An autopsy will be conducted Friday on the body of former New York Yankees pitcher Hideki Irabu who apparently committed suicide at his home in the Los Angeles area.
Irabu, 42, was found dead at his house Wednesday night in the posh L.A. suburb of Rancho Palos Verdes. He reportedly hanged himself – perhaps despondent after his wife left him, taking with her their two young daughters.
Irabu spent six seasons in the majors from 1997 to 2002 with a career record of 34-35 record and 5.15 ERA. He won two World Series titles with the Yankees (1998 and 1999), but never actually appeared in a Series game.
The Yankees released the following statement following news of his death:
“We are deeply saddened to learn of the passing of Hideki Irabu. Every player that wears the Pinstripes is forever a part of the Yankees family, and his death is felt throughout our organization. Our sympathies and support go out to his wife, Kyonsu, his two children, and all of his friends and loved ones.”
Despite that statement, Yankees owner George Steinbrenner often ridiculed Irabu, calling him a “fat … toad” because of his weight.
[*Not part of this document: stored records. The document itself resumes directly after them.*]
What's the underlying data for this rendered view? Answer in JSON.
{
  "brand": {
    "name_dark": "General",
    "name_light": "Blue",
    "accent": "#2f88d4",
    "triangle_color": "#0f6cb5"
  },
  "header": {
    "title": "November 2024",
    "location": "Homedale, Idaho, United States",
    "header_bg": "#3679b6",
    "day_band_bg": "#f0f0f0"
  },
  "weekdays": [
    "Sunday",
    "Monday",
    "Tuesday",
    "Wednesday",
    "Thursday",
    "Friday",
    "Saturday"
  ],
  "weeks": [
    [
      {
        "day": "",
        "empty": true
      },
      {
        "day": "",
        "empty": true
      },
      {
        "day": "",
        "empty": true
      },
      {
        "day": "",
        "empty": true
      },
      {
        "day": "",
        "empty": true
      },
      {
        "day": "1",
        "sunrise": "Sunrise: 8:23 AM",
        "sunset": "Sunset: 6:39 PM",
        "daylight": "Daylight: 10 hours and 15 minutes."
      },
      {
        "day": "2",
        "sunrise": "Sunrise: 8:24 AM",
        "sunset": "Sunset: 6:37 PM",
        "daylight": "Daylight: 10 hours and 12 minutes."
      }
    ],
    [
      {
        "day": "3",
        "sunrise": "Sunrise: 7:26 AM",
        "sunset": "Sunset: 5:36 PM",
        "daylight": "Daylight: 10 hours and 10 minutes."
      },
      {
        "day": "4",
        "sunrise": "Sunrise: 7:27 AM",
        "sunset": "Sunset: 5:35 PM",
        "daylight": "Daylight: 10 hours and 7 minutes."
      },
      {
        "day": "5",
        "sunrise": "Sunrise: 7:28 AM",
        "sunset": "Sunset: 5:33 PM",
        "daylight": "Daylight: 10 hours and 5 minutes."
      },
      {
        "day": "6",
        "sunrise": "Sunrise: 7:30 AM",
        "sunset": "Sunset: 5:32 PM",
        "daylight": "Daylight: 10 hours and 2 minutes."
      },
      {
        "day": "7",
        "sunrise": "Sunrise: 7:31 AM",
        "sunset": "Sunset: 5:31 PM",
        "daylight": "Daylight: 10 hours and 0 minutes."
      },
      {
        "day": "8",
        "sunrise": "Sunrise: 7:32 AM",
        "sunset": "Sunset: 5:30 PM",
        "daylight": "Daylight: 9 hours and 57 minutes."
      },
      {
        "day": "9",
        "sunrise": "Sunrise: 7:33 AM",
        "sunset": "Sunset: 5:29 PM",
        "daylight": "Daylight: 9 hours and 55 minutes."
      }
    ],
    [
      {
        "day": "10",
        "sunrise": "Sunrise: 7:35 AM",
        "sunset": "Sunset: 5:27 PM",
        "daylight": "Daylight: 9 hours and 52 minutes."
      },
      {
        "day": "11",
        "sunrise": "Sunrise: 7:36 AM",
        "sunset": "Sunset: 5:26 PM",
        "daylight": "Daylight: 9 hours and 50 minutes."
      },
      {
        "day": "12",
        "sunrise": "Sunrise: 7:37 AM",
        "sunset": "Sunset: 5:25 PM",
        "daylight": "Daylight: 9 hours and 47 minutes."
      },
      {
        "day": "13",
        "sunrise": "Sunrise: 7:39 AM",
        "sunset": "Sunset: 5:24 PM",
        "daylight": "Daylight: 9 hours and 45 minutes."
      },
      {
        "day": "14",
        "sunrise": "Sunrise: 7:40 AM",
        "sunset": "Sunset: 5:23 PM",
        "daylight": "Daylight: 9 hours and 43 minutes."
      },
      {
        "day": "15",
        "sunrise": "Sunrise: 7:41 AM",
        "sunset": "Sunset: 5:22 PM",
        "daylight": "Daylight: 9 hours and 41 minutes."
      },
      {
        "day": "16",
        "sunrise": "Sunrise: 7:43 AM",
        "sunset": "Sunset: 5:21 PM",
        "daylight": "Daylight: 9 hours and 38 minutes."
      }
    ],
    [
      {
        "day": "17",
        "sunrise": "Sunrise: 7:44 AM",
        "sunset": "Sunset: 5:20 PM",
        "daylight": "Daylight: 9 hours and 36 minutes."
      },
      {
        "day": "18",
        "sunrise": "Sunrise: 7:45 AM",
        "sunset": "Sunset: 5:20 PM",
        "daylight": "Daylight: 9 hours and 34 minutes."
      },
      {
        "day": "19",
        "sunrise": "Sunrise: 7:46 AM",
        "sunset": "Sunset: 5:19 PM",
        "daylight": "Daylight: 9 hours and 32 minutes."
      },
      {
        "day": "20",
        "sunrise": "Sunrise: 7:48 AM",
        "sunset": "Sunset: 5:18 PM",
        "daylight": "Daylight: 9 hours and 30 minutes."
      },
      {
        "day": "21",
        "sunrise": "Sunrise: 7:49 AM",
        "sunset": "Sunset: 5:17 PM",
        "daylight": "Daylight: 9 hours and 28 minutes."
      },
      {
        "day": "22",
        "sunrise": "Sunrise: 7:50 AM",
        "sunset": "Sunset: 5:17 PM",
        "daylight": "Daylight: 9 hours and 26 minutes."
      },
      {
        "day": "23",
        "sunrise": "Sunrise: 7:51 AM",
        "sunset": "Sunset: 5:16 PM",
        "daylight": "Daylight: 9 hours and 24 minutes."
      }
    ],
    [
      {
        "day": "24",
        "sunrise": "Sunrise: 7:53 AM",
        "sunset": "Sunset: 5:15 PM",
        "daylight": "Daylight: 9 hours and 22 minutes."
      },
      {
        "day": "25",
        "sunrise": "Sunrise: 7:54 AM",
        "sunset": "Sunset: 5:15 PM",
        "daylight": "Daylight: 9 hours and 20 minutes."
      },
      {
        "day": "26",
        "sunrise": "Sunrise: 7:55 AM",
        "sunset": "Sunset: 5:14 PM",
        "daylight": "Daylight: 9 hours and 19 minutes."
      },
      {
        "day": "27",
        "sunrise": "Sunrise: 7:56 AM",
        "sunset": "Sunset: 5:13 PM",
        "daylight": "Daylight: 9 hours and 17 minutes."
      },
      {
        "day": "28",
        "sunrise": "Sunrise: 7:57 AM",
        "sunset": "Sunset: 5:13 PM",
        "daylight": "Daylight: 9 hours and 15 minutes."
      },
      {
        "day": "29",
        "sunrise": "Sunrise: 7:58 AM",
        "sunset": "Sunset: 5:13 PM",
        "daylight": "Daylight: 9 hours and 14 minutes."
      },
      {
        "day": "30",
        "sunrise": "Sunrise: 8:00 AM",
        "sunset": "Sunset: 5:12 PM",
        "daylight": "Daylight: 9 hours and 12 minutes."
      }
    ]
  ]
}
Prior to joining the Yankees, Irabu was a star Japanese pitcher. His contract was purchased in 1997 by the San Diego Padres from the Lotte Orions (now Chiba Lotte Marines). However, in a brazen move, Irabu insisted he would only play for New York and forced a trade.
The Padres sent Irabu, then 28, to the Yankees, where he signed a four-year, $12.8 million deal.
After three seasons with the Yankees (after the 1999 season), Irabu was traded to the Montreal Expos, where he appeared in only 14 games. In the two seasons with the Expos, he was 2-7 with a 6.69 ERA over 71 1/3 innings.
Before the 2002 season, Irabu signed with the Texas Rangers as a free agent. He spent his final season as a reliever, appearing in 38 games with 16 saves.
“He was a world-class pitcher,” said former major league manager Bobby Valentine, who managed Irabu in Japan in 1995. “When Nolan Ryan saw him, he said he had never seen anything like it. There were just some days when he was as good a pitcher as I had ever seen. A fabulous arm.”
“He was a wonderful talent. It’s a real shock,” said Masanori Murakami, the first Japanese to pitch in Major League Baseball (MLB).
“It’s a shame. He was still so young,” Murakami told Reuters.